Testing the rebound peer review concept.
Carcinoma, Non-Small-Cell Lung

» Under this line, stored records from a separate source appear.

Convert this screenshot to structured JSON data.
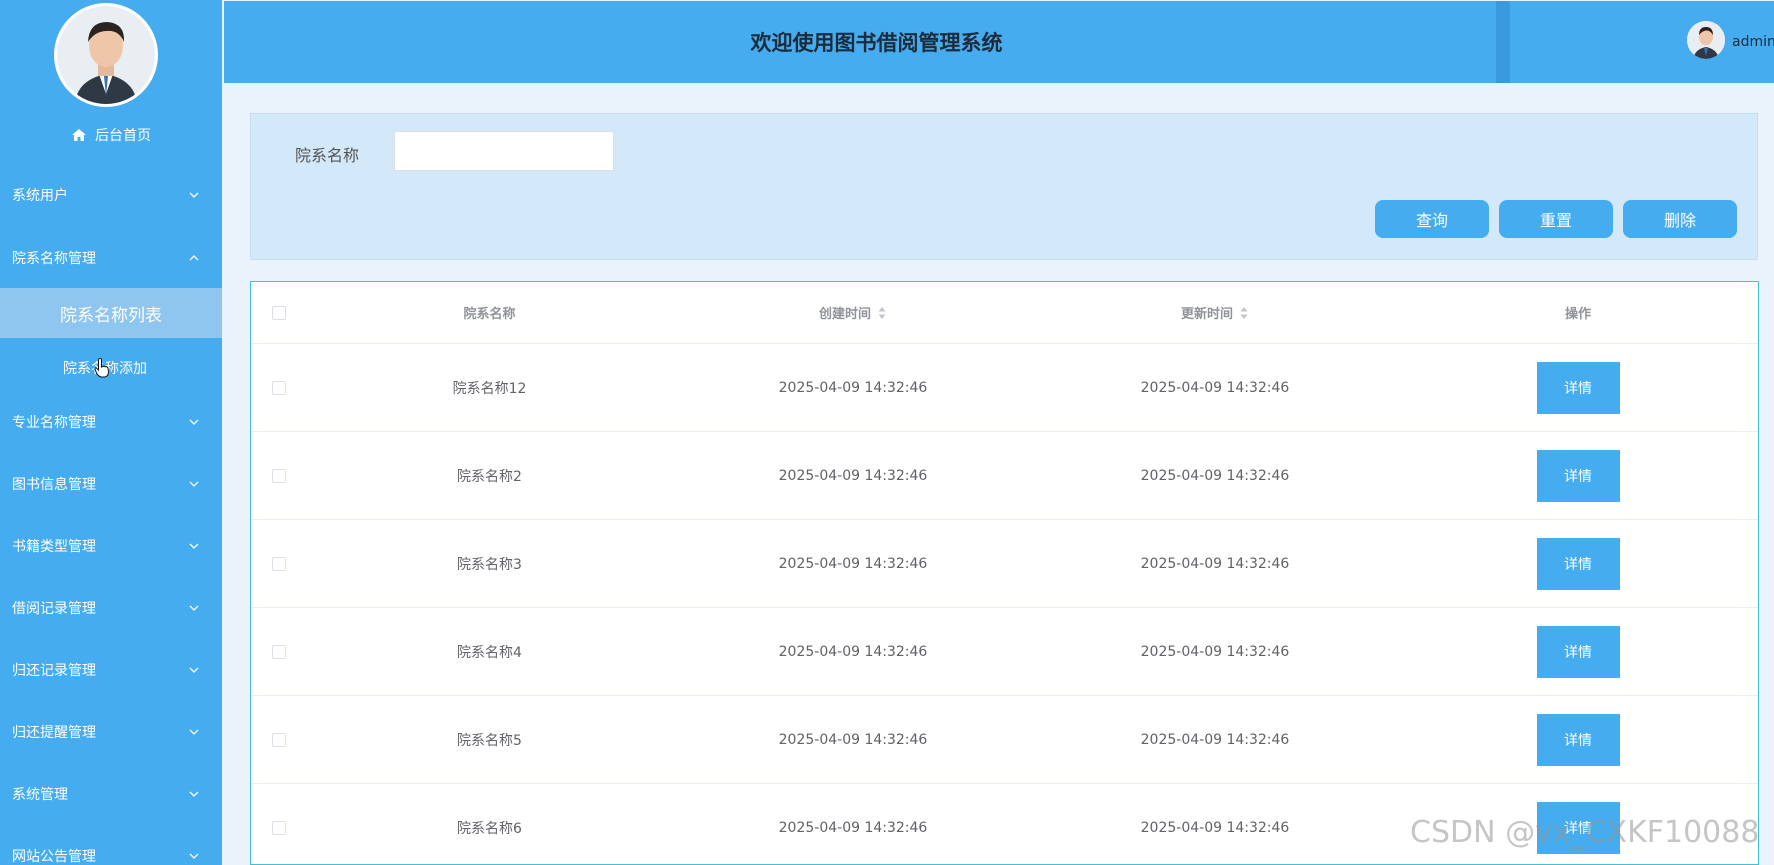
{
  "header": {
    "title": "欢迎使用图书借阅管理系统",
    "username": "admin"
  },
  "sidebar": {
    "home": "后台首页",
    "menu": [
      {
        "label": "系统用户",
        "expanded": false
      },
      {
        "label": "院系名称管理",
        "expanded": true
      },
      {
        "label": "专业名称管理",
        "expanded": false
      },
      {
        "label": "图书信息管理",
        "expanded": false
      },
      {
        "label": "书籍类型管理",
        "expanded": false
      },
      {
        "label": "借阅记录管理",
        "expanded": false
      },
      {
        "label": "归还记录管理",
        "expanded": false
      },
      {
        "label": "归还提醒管理",
        "expanded": false
      },
      {
        "label": "系统管理",
        "expanded": false
      },
      {
        "label": "网站公告管理",
        "expanded": false
      }
    ],
    "submenu": {
      "active": "院系名称列表",
      "add": "院系名称添加"
    }
  },
  "search": {
    "label": "院系名称",
    "value": "",
    "placeholder": "",
    "query_button": "查询",
    "reset_button": "重置",
    "delete_button": "删除"
  },
  "table": {
    "columns": [
      "院系名称",
      "创建时间",
      "更新时间",
      "操作"
    ],
    "rows": [
      {
        "name": "院系名称12",
        "created": "2025-04-09 14:32:46",
        "updated": "2025-04-09 14:32:46",
        "action": "详情"
      },
      {
        "name": "院系名称2",
        "created": "2025-04-09 14:32:46",
        "updated": "2025-04-09 14:32:46",
        "action": "详情"
      },
      {
        "name": "院系名称3",
        "created": "2025-04-09 14:32:46",
        "updated": "2025-04-09 14:32:46",
        "action": "详情"
      },
      {
        "name": "院系名称4",
        "created": "2025-04-09 14:32:46",
        "updated": "2025-04-09 14:32:46",
        "action": "详情"
      },
      {
        "name": "院系名称5",
        "created": "2025-04-09 14:32:46",
        "updated": "2025-04-09 14:32:46",
        "action": "详情"
      },
      {
        "name": "院系名称6",
        "created": "2025-04-09 14:32:46",
        "updated": "2025-04-09 14:32:46",
        "action": "详情"
      }
    ]
  },
  "watermark": "CSDN @vx_CXKF10088",
  "colors": {
    "primary": "#45acef",
    "sidebar_active": "#8ec6f0",
    "panel_bg": "#d3e9f9",
    "table_border": "#3fc2d6"
  }
}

This invited editorial addresses the rescue of the article by Skrzypek et al. "Interplay between heme oxygenase-1 and miR-378 affects non-small cell lung carcinoma growth, vascularization, and metastasis." The work was rejected by the standard peer review system and subsequently rescued by the Rebound Peer Review (RPR) mechanism offered by Antioxidants and Redox Signaling (Antioxid Redox Signal 16: 293-296, 2012). The reviewers who openly rescued the article were James F. George, Justin C. Mason, Mahin D. Maines, and Yasufumi Sato. The initial article was a de novo resubmission of a previously rejected article, which was then reviewed by six reviewers. The reviewers raised substantial scientific concerns, including questions pertaining to the specificity of the findings, quality of the presentation, and other technical concerns; the editor returned a decision of reject. The authors voluntarily chose to exercise the option to rescue the article utilizing the RPR system, where the authors found qualified reviewers who were willing to advocate for acceptance with scientific reasoning. The open reviewers felt that the scientific and technical concerns raised by the reviewers were outweighed by the strengths and novelty of the findings to justify acceptance. The RPR, in this case, was a "success" in that it rescued a rejected article. Despite this assessment, we question the necessity of open peer review as a means to overturn a peer review decision, with concerns for the larger-than-usual peer review process, and the voluntary relinquishing of editorial privilege and disclosure of reviewer identity.